Dates and LocationsConcerts are in Cambridge, Boston, and Concord Mass. in April, and in Frankfurt and Leipzig in July and August.
Purchase tickets online for any of these performances:
Sunday, April 14, 5:00 pm
Cambridge: University Lutheran Church, 66 Winthrop Street, two blocks from Harvard Square
Friday, April 19, 8:00 pm
Boston: First Lutheran Church of Boston, 299 Berkeley Street, at the corner of Marlborough Street
Sunday, April 21, 5:00 pm
Concord: First Parish in Concord, 20 Lexington Road, near Concord Center
So gehe hin und iß dein Brot mit Freuden from the oratorio Jauchze, jubilier’ und Singe
With the words of Ecclesiastes, "Go thy way, and eat thy bread with joy,” Telemann energetically concludes his oratorio.

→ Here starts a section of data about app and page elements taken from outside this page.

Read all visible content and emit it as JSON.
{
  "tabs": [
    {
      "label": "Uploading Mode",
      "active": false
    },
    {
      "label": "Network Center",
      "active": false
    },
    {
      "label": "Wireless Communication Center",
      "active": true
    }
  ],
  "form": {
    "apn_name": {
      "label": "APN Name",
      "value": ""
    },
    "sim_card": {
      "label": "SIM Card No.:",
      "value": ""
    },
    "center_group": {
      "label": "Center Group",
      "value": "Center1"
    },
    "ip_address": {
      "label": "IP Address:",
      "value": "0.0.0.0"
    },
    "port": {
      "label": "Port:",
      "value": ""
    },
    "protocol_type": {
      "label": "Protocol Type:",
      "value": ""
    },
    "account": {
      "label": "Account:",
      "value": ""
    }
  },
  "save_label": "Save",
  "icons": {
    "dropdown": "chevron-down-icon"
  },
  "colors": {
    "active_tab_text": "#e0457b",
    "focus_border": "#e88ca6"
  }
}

The full chorus alternates with a solo quartet.
Felix Mendelssohn (1809-1847)
Preis sei Dir, O Gott (Te deum)
The resounding full chorus alternates with a stunning solo quartet in this setting of a fourth-century hymn.

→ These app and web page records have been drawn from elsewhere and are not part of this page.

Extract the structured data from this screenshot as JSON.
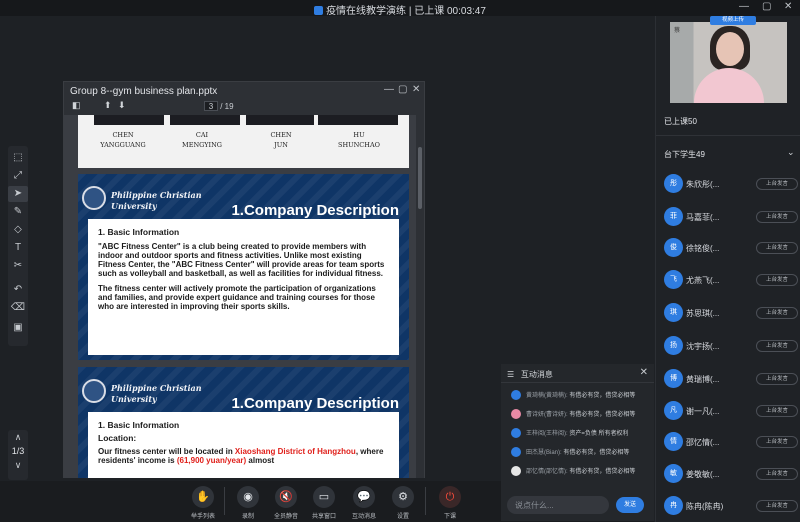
{
  "window": {
    "title": "疫情在线教学演练 | 已上课 00:03:47",
    "min": "—",
    "restore": "▢",
    "close": "✕"
  },
  "doc": {
    "title": "Group 8--gym business plan.pptx",
    "page_current": "3",
    "page_total": "/ 19",
    "min": "—",
    "max": "▢",
    "close": "✕",
    "people": [
      {
        "first": "CHEN",
        "last": "YANGGUANG"
      },
      {
        "first": "CAI",
        "last": "MENGYING"
      },
      {
        "first": "CHEN",
        "last": "JUN"
      },
      {
        "first": "HU",
        "last": "SHUNCHAO"
      }
    ],
    "slide2": {
      "school_line1": "Philippine Christian",
      "school_line2": "University",
      "heading": "1.Company Description",
      "sub": "1. Basic Information",
      "para1": "\"ABC Fitness Center\" is a club being created to provide members with indoor and outdoor sports and fitness activities. Unlike most existing Fitness Center, the \"ABC Fitness Center\" will provide areas for team sports such as volleyball and basketball, as well as facilities for individual fitness.",
      "para2": "The fitness center will actively promote the participation of organizations and families, and provide expert guidance and training courses for those who are interested in improving their sports skills."
    },
    "slide3": {
      "school_line1": "Philippine Christian",
      "school_line2": "University",
      "heading": "1.Company Description",
      "sub": "1. Basic Information",
      "location": "Location:",
      "text_a": "Our fitness center will be located in ",
      "text_b": "Xiaoshang District of Hangzhou",
      "text_c": ", where residents' income is ",
      "text_d": "(61,900 yuan/year)",
      "text_e": " almost"
    }
  },
  "pager": {
    "up": "∧",
    "label": "1/3",
    "down": "∨"
  },
  "toolbar": [
    {
      "icon": "hand-icon",
      "glyph": "✋",
      "label": "举手列表"
    },
    {
      "icon": "record-icon",
      "glyph": "◉",
      "label": "录制"
    },
    {
      "icon": "mute-all-icon",
      "glyph": "🔇",
      "label": "全员静音"
    },
    {
      "icon": "share-screen-icon",
      "glyph": "▭",
      "label": "共享窗口"
    },
    {
      "icon": "interaction-icon",
      "glyph": "💬",
      "label": "互动消息"
    },
    {
      "icon": "settings-icon",
      "glyph": "⚙",
      "label": "设置"
    },
    {
      "icon": "end-class-icon",
      "glyph": "⏻",
      "label": "下课"
    }
  ],
  "chat": {
    "header": "互动消息",
    "placeholder": "说点什么...",
    "send": "发送",
    "messages": [
      {
        "name": "黄琦楠(黄琦楠):",
        "text": "有借必有贷，借贷必相等"
      },
      {
        "name": "曹诗妍(曹诗妍):",
        "text": "有借必有贷，借贷必相等"
      },
      {
        "name": "王梓阅(王梓阅):",
        "text": "资产=负债 所有者权利"
      },
      {
        "name": "田杰慧(Bian):",
        "text": "有借必有贷，借贷必相等"
      },
      {
        "name": "邵忆情(邵忆情):",
        "text": "有借必有贷，借贷必相等"
      }
    ]
  },
  "right": {
    "upload_tag": "视频上传",
    "video_label": "蔡",
    "in_class": "已上课50",
    "students_header": "台下学生49",
    "chevron": "⌄",
    "upbtn": "上台发言",
    "students": [
      {
        "avatar": "彤",
        "name": "朱欣彤(..."
      },
      {
        "avatar": "菲",
        "name": "马嘉菲(..."
      },
      {
        "avatar": "俊",
        "name": "徐铭俊(..."
      },
      {
        "avatar": "飞",
        "name": "尤燕飞(..."
      },
      {
        "avatar": "琪",
        "name": "苏思琪(..."
      },
      {
        "avatar": "扬",
        "name": "沈宇扬(..."
      },
      {
        "avatar": "博",
        "name": "黄瑞博(..."
      },
      {
        "avatar": "凡",
        "name": "谢一凡(..."
      },
      {
        "avatar": "情",
        "name": "邵忆情(..."
      },
      {
        "avatar": "敏",
        "name": "姜敬敏(..."
      },
      {
        "avatar": "冉",
        "name": "陈冉(陈冉)"
      }
    ]
  }
}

Eric Whitacre (1970-)
This setting of a poem by Octavio Paz draws the listener into an ethereal and transporting musical atmosphere.
Irving Fine (1914-1962)

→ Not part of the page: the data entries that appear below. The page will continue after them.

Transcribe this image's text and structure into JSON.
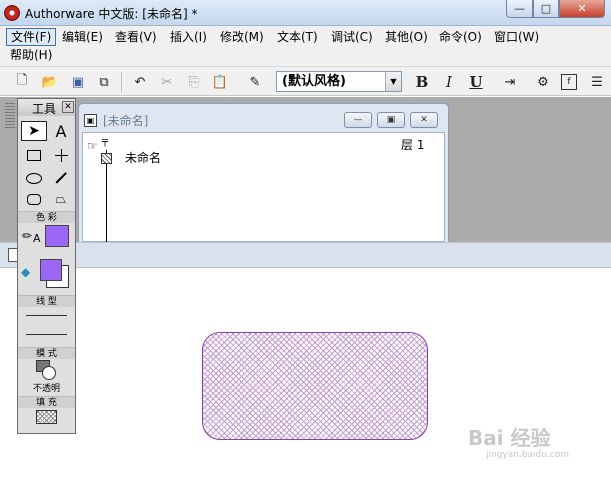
{
  "window": {
    "title": "Authorware 中文版: [未命名] *",
    "min_glyph": "—",
    "max_glyph": "□",
    "close_glyph": "✕"
  },
  "menu": {
    "row1": [
      "文件(F)",
      "编辑(E)",
      "查看(V)",
      "插入(I)",
      "修改(M)",
      "文本(T)",
      "调试(C)",
      "其他(O)",
      "命令(O)",
      "窗口(W)"
    ],
    "row2": [
      "帮助(H)"
    ]
  },
  "toolbar": {
    "style_combo_value": "(默认风格)",
    "bold_label": "B",
    "italic_label": "I",
    "underline_label": "U",
    "icons": [
      "new-file-icon",
      "open-icon",
      "save-all-icon",
      "import-icon",
      "undo-icon",
      "cut-icon",
      "copy-icon",
      "paste-icon",
      "find-icon",
      "run-icon",
      "control-panel-icon",
      "functions-icon",
      "variables-icon"
    ]
  },
  "flowline_window": {
    "title": "[未命名]",
    "level_label": "层 1",
    "node_label": "未命名"
  },
  "tools_palette": {
    "title": "工具",
    "close_glyph": "✕",
    "color_section": "色 彩",
    "line_section": "线 型",
    "mode_section": "模 式",
    "mode_value": "不透明",
    "fill_section": "填 充"
  },
  "presentation": {
    "shape_fill_color": "#c39bd2",
    "shape_border_color": "#8d3fa8"
  },
  "watermark": {
    "main": "Bai 经验",
    "sub": "jingyan.baidu.com"
  },
  "colors": {
    "line_color": "#9b67f5",
    "fill_foreground": "#9b67f5",
    "fill_background": "#ffffff"
  }
}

Three choruses from The Hour Glass: O do not wanton with those eyes, Have you seen the while lily grow, The Hour-Glass
This mid-century master of magnificent choral sound brings us his settings of enigmatic poems by Ben Jonson.
Samuel Barber (1910-1981)
Agnus Dei, transcription for choral voices of Adagio for Strings
In the 1930’s Barber’s “Adagio for Strings” was one of the first American works to attract significant attention abroad. His choral version, from the 1960’s, has become an indelible icon of American musical culture.
Leonard Bernstein (1918-1990)
Choruses from The Lark
Bernstein’s choral music, written to accompany Jean Anouilh’s play on the trial of Joan of Arc, is irrepressible!
Paul Hindemith (1895-1963)
Gloria from Mass, 1963
In his very last composition, this master of twentieth-century counterpoint gives us a choral texture in which tonality and melodic line are heard with a constantly shifting kaleidoscopic effect. A challenge to the listener!
Johann Sebastian Bach (1685-1750)
Fürchte dich nicht, ich bin bei dir, Motet BWV 228
The words of Isaiah are declaimed by a double chorus and a double quartet, and conclude with the simultaneous singing of a Lutheran chorale. A musical gem from the master of sacred music in the Lutheran tradition!